Records from a collection:
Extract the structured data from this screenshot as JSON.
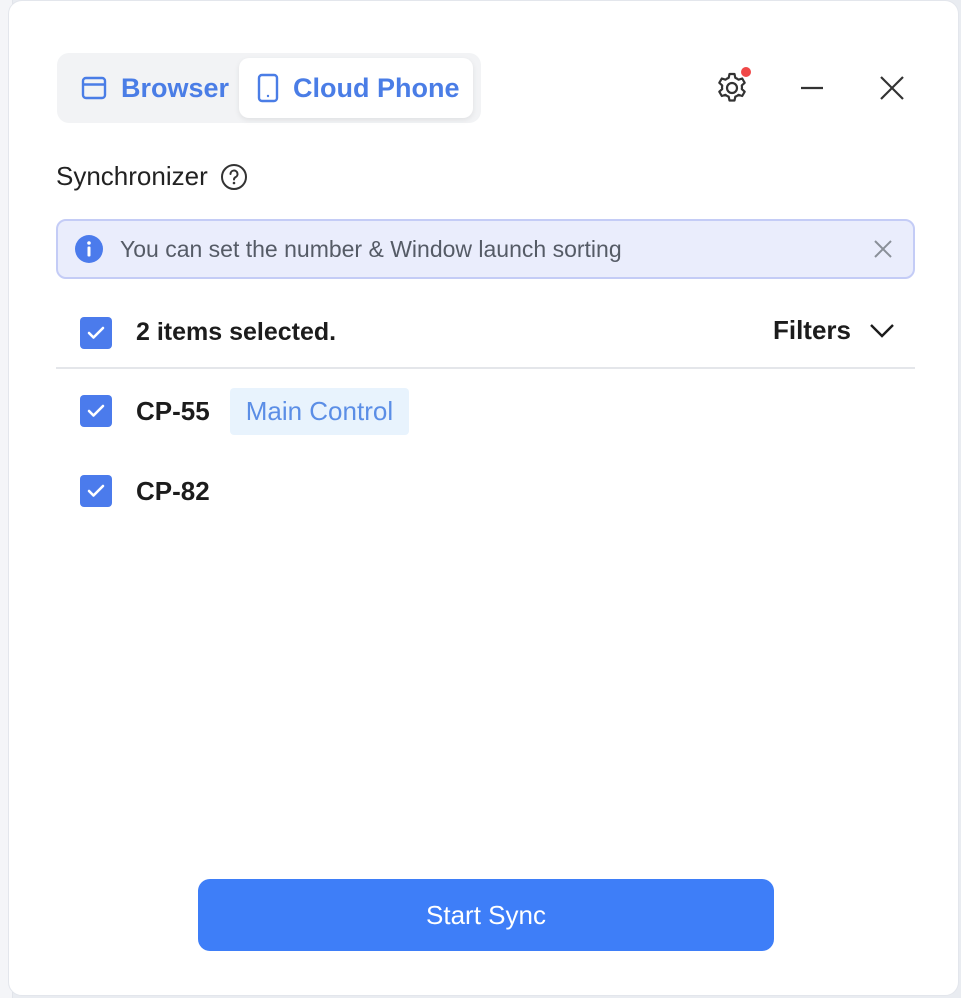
{
  "tabs": [
    {
      "label": "Browser",
      "icon": "browser-window-icon",
      "active": false
    },
    {
      "label": "Cloud Phone",
      "icon": "phone-icon",
      "active": true
    }
  ],
  "controls": {
    "settings_icon": "gear-icon",
    "settings_has_notification": true,
    "minimize_icon": "minimize-icon",
    "close_icon": "close-icon"
  },
  "section": {
    "title": "Synchronizer",
    "help_icon": "question-circle-icon"
  },
  "banner": {
    "text": "You can set the number & Window launch sorting",
    "icon": "info-icon"
  },
  "list": {
    "selected_text": "2 items selected.",
    "filters_label": "Filters",
    "items": [
      {
        "name": "CP-55",
        "tag": "Main Control",
        "checked": true
      },
      {
        "name": "CP-82",
        "tag": "",
        "checked": true
      }
    ]
  },
  "footer": {
    "start_label": "Start Sync"
  },
  "colors": {
    "accent": "#4b7bec",
    "button": "#3e7ef8",
    "banner_bg": "#eaedfc",
    "tag_bg": "#e8f3fd",
    "notification": "#f04747"
  }
}
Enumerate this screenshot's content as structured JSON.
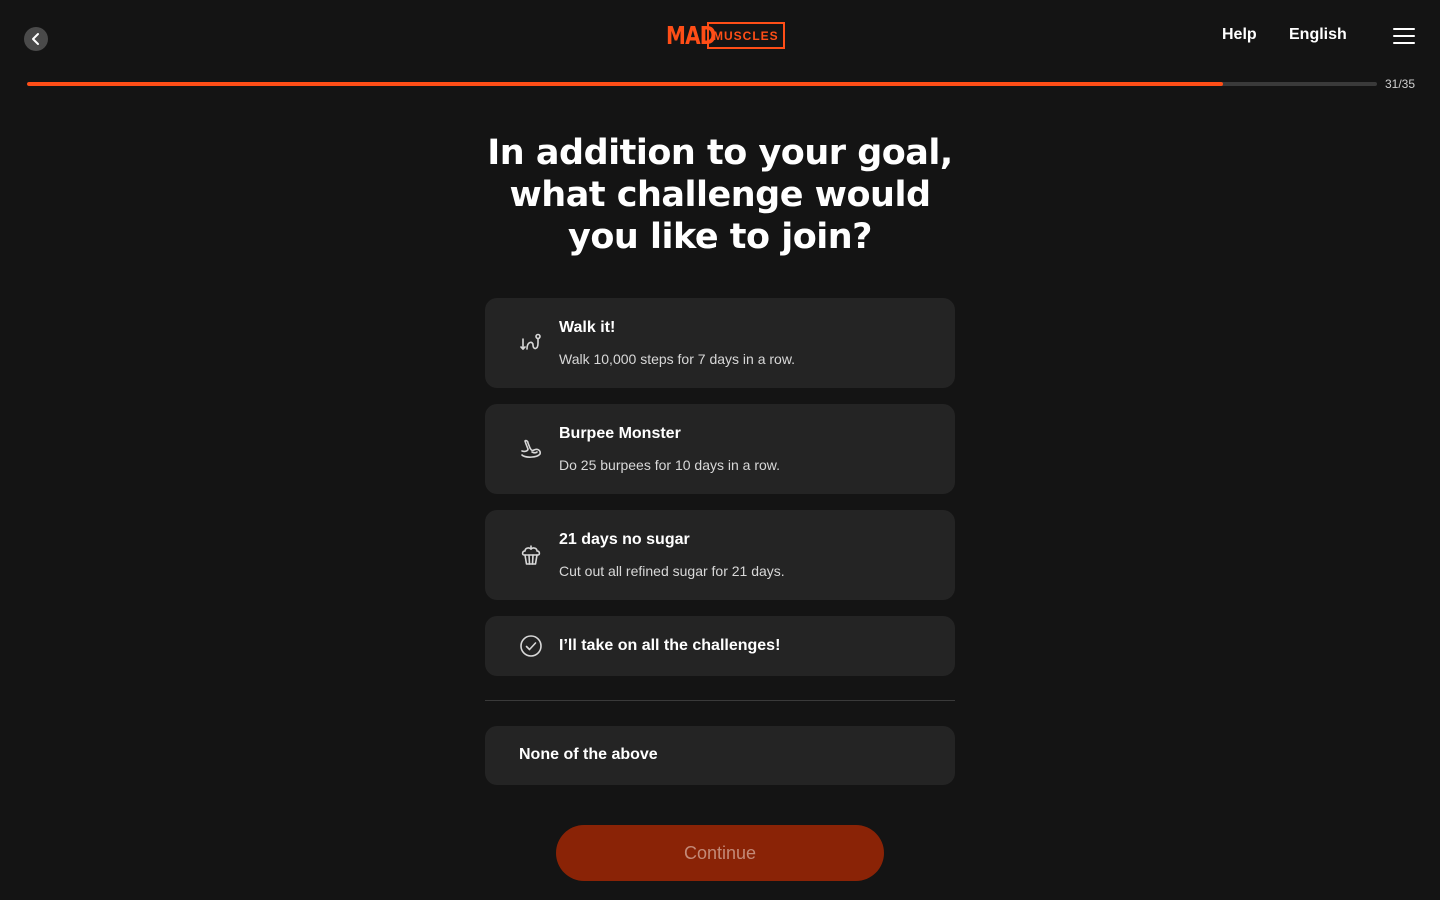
{
  "header": {
    "logo_left": "MAD",
    "logo_right": "MUSCLES",
    "help_label": "Help",
    "language_label": "English"
  },
  "progress": {
    "text": "31/35",
    "fraction": 0.886
  },
  "question": {
    "title": "In addition to your goal, what challenge would you like to join?"
  },
  "options": [
    {
      "title": "Walk it!",
      "description": "Walk 10,000 steps for 7 days in a row.",
      "icon": "walk-route-icon"
    },
    {
      "title": "Burpee Monster",
      "description": "Do 25 burpees for 10 days in a row.",
      "icon": "flexed-arm-icon"
    },
    {
      "title": "21 days no sugar",
      "description": "Cut out all refined sugar for 21 days.",
      "icon": "cupcake-icon"
    },
    {
      "title": "I’ll take on all the challenges!",
      "icon": "check-circle-icon"
    }
  ],
  "none_option": {
    "label": "None of the above"
  },
  "continue_label": "Continue",
  "colors": {
    "background": "#141414",
    "card": "#242424",
    "accent": "#ff4e17",
    "button_disabled": "#8a2306",
    "progress_track": "#3a3a3a"
  }
}
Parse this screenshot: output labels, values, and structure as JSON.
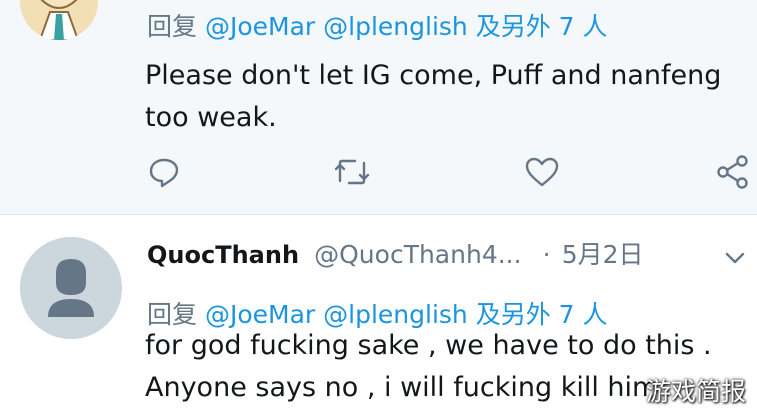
{
  "tweet_1": {
    "reply_prefix": "回复",
    "mention_1": "@JoeMar",
    "mention_2": "@lplenglish",
    "reply_suffix": "及另外 7 人",
    "body_line_1": "Please don't let IG come, Puff and nanfeng",
    "body_line_2": "too weak.",
    "actions": [
      "reply-icon",
      "retweet-icon",
      "like-icon",
      "share-icon"
    ]
  },
  "tweet_2": {
    "display_name": "QuocThanh",
    "handle": "@QuocThanh4...",
    "dot": "·",
    "date": "5月2日",
    "reply_prefix": "回复",
    "mention_1": "@JoeMar",
    "mention_2": "@lplenglish",
    "reply_suffix": "及另外 7 人",
    "body_line_1": "for god fucking sake , we have to do this .",
    "body_line_2": "Anyone says no , i will fucking kill him"
  },
  "watermark": "游戏简报",
  "colors": {
    "link": "#1b95e0",
    "secondary_text": "#657786",
    "icon": "#657786",
    "divider": "#e1e8ed"
  }
}
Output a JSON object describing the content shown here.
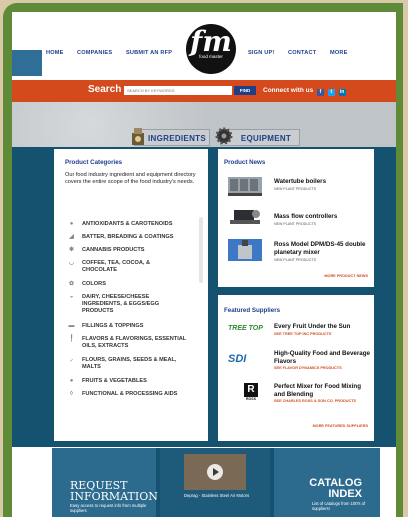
{
  "nav": {
    "left": [
      "HOME",
      "COMPANIES",
      "SUBMIT AN RFP"
    ],
    "right": [
      "SIGN UP!",
      "CONTACT",
      "MORE"
    ]
  },
  "logo": {
    "mark": "fm",
    "tag": "food master"
  },
  "search": {
    "label": "Search",
    "placeholder": "SEARCH BY KEYWORDS",
    "button": "FIND",
    "connect": "Connect with us"
  },
  "social": [
    "f",
    "t",
    "in"
  ],
  "categories_nav": {
    "ingredients": "INGREDIENTS",
    "equipment": "EQUIPMENT"
  },
  "product_categories": {
    "title": "Product Categories",
    "description": "Our food industry ingredient and equipment directory covers the entire scope of the food industry's needs.",
    "items": [
      "ANTIOXIDANTS & CAROTENOIDS",
      "BATTER, BREADING & COATINGS",
      "CANNABIS PRODUCTS",
      "COFFEE, TEA, COCOA, & CHOCOLATE",
      "COLORS",
      "DAIRY, CHEESE/CHEESE INGREDIENTS, & EGGS/EGG PRODUCTS",
      "FILLINGS & TOPPINGS",
      "FLAVORS & FLAVORINGS, ESSENTIAL OILS, EXTRACTS",
      "FLOURS, GRAINS, SEEDS & MEAL, MALTS",
      "FRUITS & VEGETABLES",
      "FUNCTIONAL & PROCESSING AIDS"
    ]
  },
  "product_news": {
    "title": "Product News",
    "items": [
      {
        "name": "Watertube boilers",
        "tag": "NEW PLANT PRODUCTS"
      },
      {
        "name": "Mass flow controllers",
        "tag": "NEW PLANT PRODUCTS"
      },
      {
        "name": "Ross Model DPM/DS-45 double planetary mixer",
        "tag": "NEW PLANT PRODUCTS"
      }
    ],
    "more": "MORE PRODUCT NEWS"
  },
  "featured_suppliers": {
    "title": "Featured Suppliers",
    "items": [
      {
        "logo": "TREE TOP",
        "name": "Every Fruit Under the Sun",
        "link": "SEE TREE TOP INC PRODUCTS"
      },
      {
        "logo": "SDI",
        "name": "High-Quality Food and Beverage Flavors",
        "link": "SEE FLAVOR DYNAMICS PRODUCTS"
      },
      {
        "logo": "ROSS",
        "name": "Perfect Mixer for Food Mixing and Blending",
        "link": "SEE CHARLES ROSS & SON CO. PRODUCTS"
      }
    ],
    "more": "MORE FEATURED SUPPLIERS"
  },
  "bottom": {
    "request": {
      "title1": "REQUEST",
      "title2": "INFORMATION",
      "sub": "Easy access to request info from multiple suppliers"
    },
    "video": {
      "caption": "Deprag - Stainless Steel Air Motors"
    },
    "catalog": {
      "title1": "CATALOG",
      "title2": "INDEX",
      "sub": "List of catalogs from 100's of suppliers!"
    }
  },
  "colors": {
    "accent_orange": "#d44a1c",
    "navy": "#1d3f8a",
    "teal": "#145270",
    "frame_green": "#5f8a37"
  }
}
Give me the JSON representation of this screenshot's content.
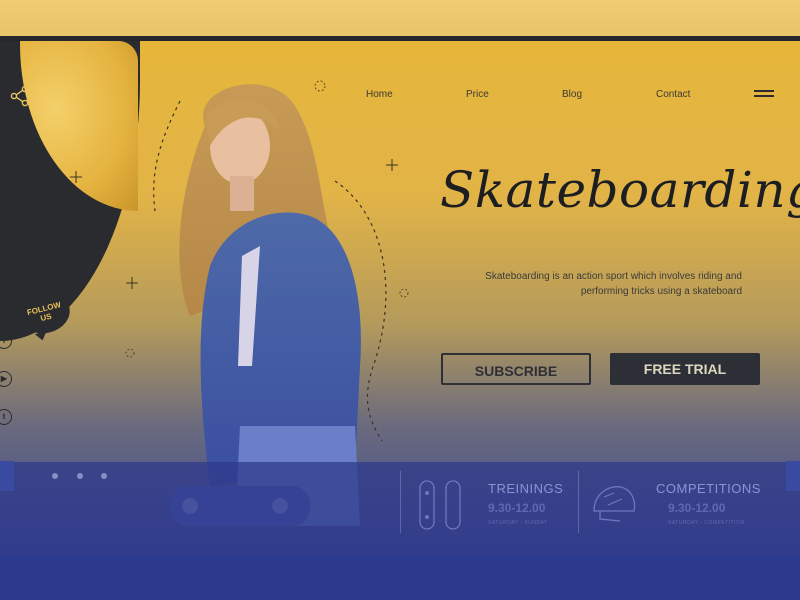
{
  "nav": {
    "items": [
      "Home",
      "Price",
      "Blog",
      "Contact"
    ]
  },
  "sidebar": {
    "follow_line1": "FOLLOW",
    "follow_line2": "US",
    "social": [
      {
        "icon": "facebook-icon",
        "glyph": "f"
      },
      {
        "icon": "youtube-icon",
        "glyph": "▶"
      },
      {
        "icon": "twitter-icon",
        "glyph": "t"
      }
    ]
  },
  "hero": {
    "title": "Skateboarding",
    "description": "Skateboarding is an action sport which involves riding and performing tricks using a skateboard",
    "subscribe_label": "SUBSCRIBE",
    "trial_label": "FREE TRIAL"
  },
  "cards": [
    {
      "title": "TREININGS",
      "time": "9.30-12.00",
      "sub": "SATURDAY · SUNDAY",
      "icon": "skateboard-icon"
    },
    {
      "title": "COMPETITIONS",
      "time": "9.30-12.00",
      "sub": "SATURDAY · COMPETITION",
      "icon": "helmet-icon"
    }
  ],
  "colors": {
    "accent_yellow": "#e6b63a",
    "dark": "#2a2b2e",
    "panel_blue": "#2e398a"
  }
}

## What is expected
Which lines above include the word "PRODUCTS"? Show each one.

## Your response
      "CANNABIS PRODUCTS",
      "DAIRY, CHEESE/CHEESE INGREDIENTS, & EGGS/EGG PRODUCTS",
        "tag": "NEW PLANT PRODUCTS"
        "tag": "NEW PLANT PRODUCTS"
        "tag": "NEW PLANT PRODUCTS"
        "link": "SEE TREE TOP INC PRODUCTS"
        "link": "SEE FLAVOR DYNAMICS PRODUCTS"
        "link": "SEE CHARLES ROSS & SON CO. PRODUCTS"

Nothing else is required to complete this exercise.